> **Source information**:
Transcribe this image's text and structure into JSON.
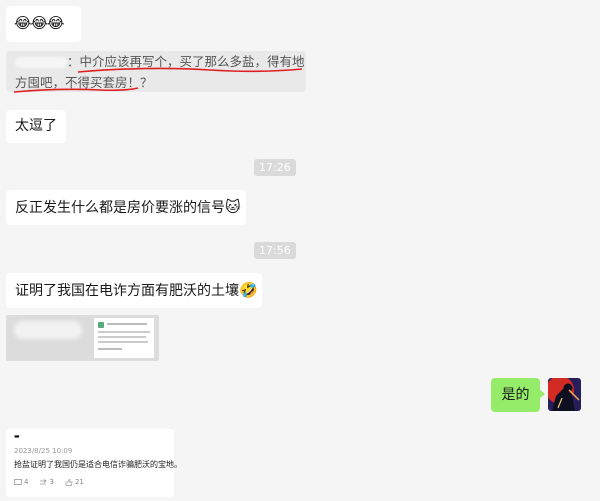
{
  "chat": {
    "first_message_emoji": "😂😂😂",
    "quote_sender": "",
    "quote_text_line1": "：中介应该再写个，买了那么多盐，得有地",
    "quote_text_line2": "方囤吧，不得买套房！？",
    "message2": "太逗了",
    "time1": "17:26",
    "message3": "反正发生什么都是房价要涨的信号",
    "message3_emoji": "🐱",
    "time2": "17:56",
    "message4": "证明了我国在电诈方面有肥沃的土壤",
    "message4_emoji": "🤣",
    "my_reply": "是的",
    "card": {
      "author": "▬",
      "date": "2023/8/25 10:09",
      "text": "抢盐证明了我国仍是适合电信诈骗肥沃的宝地。",
      "comments": "4",
      "reposts": "3",
      "likes": "21"
    }
  },
  "colors": {
    "my_bubble": "#95ec69",
    "underline": "#e02020",
    "background": "#f5f5f5"
  }
}
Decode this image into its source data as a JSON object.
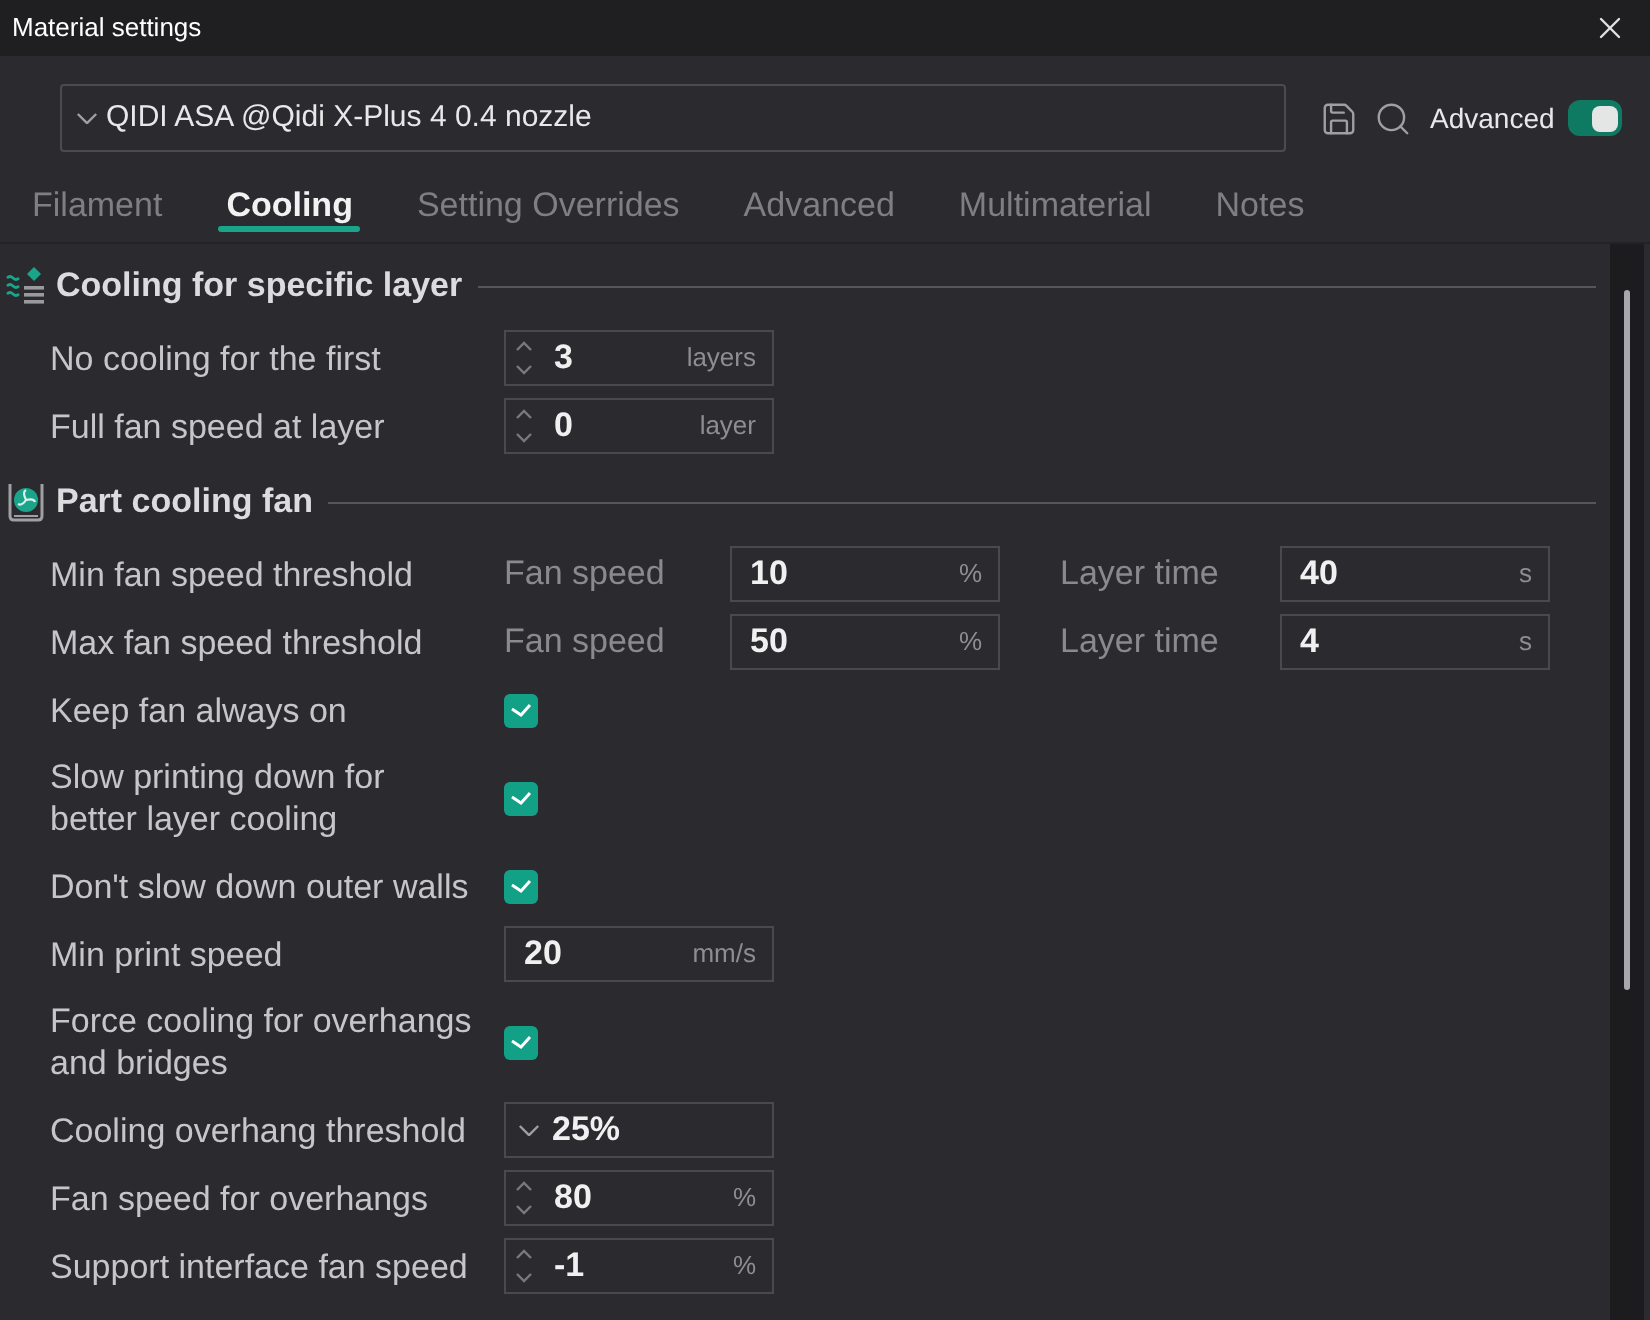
{
  "window": {
    "title": "Material settings"
  },
  "preset_bar": {
    "preset": "QIDI ASA @Qidi X-Plus 4 0.4 nozzle",
    "advanced": {
      "label": "Advanced",
      "on": true
    }
  },
  "tabs": [
    {
      "label": "Filament",
      "selected": false
    },
    {
      "label": "Cooling",
      "selected": true
    },
    {
      "label": "Setting Overrides",
      "selected": false
    },
    {
      "label": "Advanced",
      "selected": false
    },
    {
      "label": "Multimaterial",
      "selected": false
    },
    {
      "label": "Notes",
      "selected": false
    }
  ],
  "sections": [
    {
      "title": "Cooling for specific layer",
      "rows": [
        {
          "kind": "spin",
          "label": "No cooling for the first",
          "value": "3",
          "unit": "layers"
        },
        {
          "kind": "spin",
          "label": "Full fan speed at layer",
          "value": "0",
          "unit": "layer"
        }
      ]
    },
    {
      "title": "Part cooling fan",
      "rows": [
        {
          "kind": "pair",
          "label": "Min fan speed threshold",
          "fields": [
            {
              "label": "Fan speed",
              "value": "10",
              "unit": "%"
            },
            {
              "label": "Layer time",
              "value": "40",
              "unit": "s"
            }
          ]
        },
        {
          "kind": "pair",
          "label": "Max fan speed threshold",
          "fields": [
            {
              "label": "Fan speed",
              "value": "50",
              "unit": "%"
            },
            {
              "label": "Layer time",
              "value": "4",
              "unit": "s"
            }
          ]
        },
        {
          "kind": "check",
          "label": "Keep fan always on",
          "checked": true
        },
        {
          "kind": "check",
          "label": "Slow printing down for better layer cooling",
          "checked": true
        },
        {
          "kind": "check",
          "label": "Don't slow down outer walls",
          "checked": true
        },
        {
          "kind": "text",
          "label": "Min print speed",
          "value": "20",
          "unit": "mm/s"
        },
        {
          "kind": "check",
          "label": "Force cooling for overhangs and bridges",
          "checked": true
        },
        {
          "kind": "combo",
          "label": "Cooling overhang threshold",
          "value": "25%"
        },
        {
          "kind": "spin",
          "label": "Fan speed for overhangs",
          "value": "80",
          "unit": "%"
        },
        {
          "kind": "spin",
          "label": "Support interface fan speed",
          "value": "-1",
          "unit": "%"
        }
      ]
    }
  ]
}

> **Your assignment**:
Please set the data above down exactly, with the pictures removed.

> **Result of the exercise**:
Transcribe this image's text and structure into JSON.
{
  "chat": {
    "first_message_emoji": "😂😂😂",
    "quote_sender": "",
    "quote_text_line1": "：中介应该再写个，买了那么多盐，得有地",
    "quote_text_line2": "方囤吧，不得买套房！？",
    "message2": "太逗了",
    "time1": "17:26",
    "message3": "反正发生什么都是房价要涨的信号",
    "message3_emoji": "🐱",
    "time2": "17:56",
    "message4": "证明了我国在电诈方面有肥沃的土壤",
    "message4_emoji": "🤣",
    "my_reply": "是的",
    "card": {
      "author": "▬",
      "date": "2023/8/25 10:09",
      "text": "抢盐证明了我国仍是适合电信诈骗肥沃的宝地。",
      "comments": "4",
      "reposts": "3",
      "likes": "21"
    }
  },
  "colors": {
    "my_bubble": "#95ec69",
    "underline": "#e02020",
    "background": "#f5f5f5"
  }
}
Decode this image into its source data as a JSON object.
{
  "window": {
    "title": "Material settings"
  },
  "preset_bar": {
    "preset": "QIDI ASA @Qidi X-Plus 4 0.4 nozzle",
    "advanced": {
      "label": "Advanced",
      "on": true
    }
  },
  "tabs": [
    {
      "label": "Filament",
      "selected": false
    },
    {
      "label": "Cooling",
      "selected": true
    },
    {
      "label": "Setting Overrides",
      "selected": false
    },
    {
      "label": "Advanced",
      "selected": false
    },
    {
      "label": "Multimaterial",
      "selected": false
    },
    {
      "label": "Notes",
      "selected": false
    }
  ],
  "sections": [
    {
      "title": "Cooling for specific layer",
      "rows": [
        {
          "kind": "spin",
          "label": "No cooling for the first",
          "value": "3",
          "unit": "layers"
        },
        {
          "kind": "spin",
          "label": "Full fan speed at layer",
          "value": "0",
          "unit": "layer"
        }
      ]
    },
    {
      "title": "Part cooling fan",
      "rows": [
        {
          "kind": "pair",
          "label": "Min fan speed threshold",
          "fields": [
            {
              "label": "Fan speed",
              "value": "10",
              "unit": "%"
            },
            {
              "label": "Layer time",
              "value": "40",
              "unit": "s"
            }
          ]
        },
        {
          "kind": "pair",
          "label": "Max fan speed threshold",
          "fields": [
            {
              "label": "Fan speed",
              "value": "50",
              "unit": "%"
            },
            {
              "label": "Layer time",
              "value": "4",
              "unit": "s"
            }
          ]
        },
        {
          "kind": "check",
          "label": "Keep fan always on",
          "checked": true
        },
        {
          "kind": "check",
          "label": "Slow printing down for better layer cooling",
          "checked": true
        },
        {
          "kind": "check",
          "label": "Don't slow down outer walls",
          "checked": true
        },
        {
          "kind": "text",
          "label": "Min print speed",
          "value": "20",
          "unit": "mm/s"
        },
        {
          "kind": "check",
          "label": "Force cooling for overhangs and bridges",
          "checked": true
        },
        {
          "kind": "combo",
          "label": "Cooling overhang threshold",
          "value": "25%"
        },
        {
          "kind": "spin",
          "label": "Fan speed for overhangs",
          "value": "80",
          "unit": "%"
        },
        {
          "kind": "spin",
          "label": "Support interface fan speed",
          "value": "-1",
          "unit": "%"
        }
      ]
    }
  ]
}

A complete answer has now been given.